#### Exercise input ####

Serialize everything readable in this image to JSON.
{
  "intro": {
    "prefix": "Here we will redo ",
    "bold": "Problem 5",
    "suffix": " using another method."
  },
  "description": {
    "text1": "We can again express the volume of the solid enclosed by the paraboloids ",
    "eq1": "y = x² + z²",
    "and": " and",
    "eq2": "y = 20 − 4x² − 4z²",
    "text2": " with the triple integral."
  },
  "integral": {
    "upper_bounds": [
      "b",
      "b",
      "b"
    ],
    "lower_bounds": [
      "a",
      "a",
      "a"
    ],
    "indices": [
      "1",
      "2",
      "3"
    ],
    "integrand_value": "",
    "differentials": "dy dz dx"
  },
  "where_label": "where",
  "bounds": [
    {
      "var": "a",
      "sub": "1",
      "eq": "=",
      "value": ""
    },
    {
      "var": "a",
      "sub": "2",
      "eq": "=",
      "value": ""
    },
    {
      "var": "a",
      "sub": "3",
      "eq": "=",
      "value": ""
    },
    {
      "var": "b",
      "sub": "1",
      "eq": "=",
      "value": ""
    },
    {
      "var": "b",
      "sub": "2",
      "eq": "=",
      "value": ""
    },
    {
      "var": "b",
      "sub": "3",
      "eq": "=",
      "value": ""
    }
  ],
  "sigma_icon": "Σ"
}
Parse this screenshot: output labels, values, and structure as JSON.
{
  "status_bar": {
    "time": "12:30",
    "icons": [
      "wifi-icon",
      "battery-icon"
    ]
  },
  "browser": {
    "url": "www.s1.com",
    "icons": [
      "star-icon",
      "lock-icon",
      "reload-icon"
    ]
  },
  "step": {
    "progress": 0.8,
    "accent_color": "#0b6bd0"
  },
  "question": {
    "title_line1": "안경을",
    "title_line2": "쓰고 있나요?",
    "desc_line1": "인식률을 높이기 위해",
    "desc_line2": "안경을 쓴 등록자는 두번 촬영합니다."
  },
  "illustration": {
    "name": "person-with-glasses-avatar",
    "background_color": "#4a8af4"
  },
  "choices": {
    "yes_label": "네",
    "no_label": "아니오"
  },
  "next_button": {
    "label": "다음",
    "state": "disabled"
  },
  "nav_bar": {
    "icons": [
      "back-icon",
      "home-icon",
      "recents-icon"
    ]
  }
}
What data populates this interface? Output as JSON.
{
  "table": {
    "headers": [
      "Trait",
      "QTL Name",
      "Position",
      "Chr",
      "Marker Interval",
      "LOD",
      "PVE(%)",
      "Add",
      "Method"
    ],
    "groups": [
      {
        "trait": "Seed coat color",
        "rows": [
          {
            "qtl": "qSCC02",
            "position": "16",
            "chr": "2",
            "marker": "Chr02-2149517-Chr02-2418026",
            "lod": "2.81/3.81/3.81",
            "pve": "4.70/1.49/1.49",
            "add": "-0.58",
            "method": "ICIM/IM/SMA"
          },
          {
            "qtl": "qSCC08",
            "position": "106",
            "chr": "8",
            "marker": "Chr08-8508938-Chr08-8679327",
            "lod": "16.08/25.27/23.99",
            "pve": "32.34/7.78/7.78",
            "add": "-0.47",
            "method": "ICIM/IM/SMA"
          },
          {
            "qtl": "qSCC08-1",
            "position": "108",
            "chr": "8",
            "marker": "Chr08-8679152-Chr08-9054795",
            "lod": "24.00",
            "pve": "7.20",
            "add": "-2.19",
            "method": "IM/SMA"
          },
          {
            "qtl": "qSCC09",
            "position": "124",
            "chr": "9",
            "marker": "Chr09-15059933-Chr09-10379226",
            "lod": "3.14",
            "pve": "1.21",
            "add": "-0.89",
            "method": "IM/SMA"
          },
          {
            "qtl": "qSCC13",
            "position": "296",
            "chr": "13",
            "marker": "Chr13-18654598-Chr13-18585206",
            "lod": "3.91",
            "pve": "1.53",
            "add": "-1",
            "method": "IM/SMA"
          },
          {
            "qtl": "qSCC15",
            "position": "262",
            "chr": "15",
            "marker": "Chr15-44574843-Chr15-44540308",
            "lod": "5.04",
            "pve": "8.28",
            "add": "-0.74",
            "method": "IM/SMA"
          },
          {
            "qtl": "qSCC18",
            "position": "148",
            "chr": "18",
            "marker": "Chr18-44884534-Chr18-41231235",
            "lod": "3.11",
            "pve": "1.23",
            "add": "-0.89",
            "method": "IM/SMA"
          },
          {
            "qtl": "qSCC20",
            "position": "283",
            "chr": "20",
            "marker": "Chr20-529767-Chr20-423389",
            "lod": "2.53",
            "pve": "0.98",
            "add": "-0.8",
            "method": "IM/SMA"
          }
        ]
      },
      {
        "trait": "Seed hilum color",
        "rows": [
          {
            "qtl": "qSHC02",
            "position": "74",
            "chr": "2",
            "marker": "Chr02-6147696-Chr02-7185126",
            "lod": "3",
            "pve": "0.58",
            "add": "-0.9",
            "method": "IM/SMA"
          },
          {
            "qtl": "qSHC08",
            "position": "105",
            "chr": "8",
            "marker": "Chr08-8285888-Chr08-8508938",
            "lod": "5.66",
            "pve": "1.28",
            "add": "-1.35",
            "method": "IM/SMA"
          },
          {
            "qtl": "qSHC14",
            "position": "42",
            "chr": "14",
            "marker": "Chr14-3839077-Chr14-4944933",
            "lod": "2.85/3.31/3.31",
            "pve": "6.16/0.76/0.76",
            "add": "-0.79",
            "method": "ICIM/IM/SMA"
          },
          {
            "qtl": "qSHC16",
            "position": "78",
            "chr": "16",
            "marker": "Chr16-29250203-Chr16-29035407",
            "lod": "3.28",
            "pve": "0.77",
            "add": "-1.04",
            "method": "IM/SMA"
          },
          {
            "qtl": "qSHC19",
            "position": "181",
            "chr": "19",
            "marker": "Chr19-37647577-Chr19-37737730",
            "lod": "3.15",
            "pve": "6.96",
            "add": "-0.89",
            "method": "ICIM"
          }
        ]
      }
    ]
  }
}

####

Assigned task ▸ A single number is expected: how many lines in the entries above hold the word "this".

Problem solution ▸ 3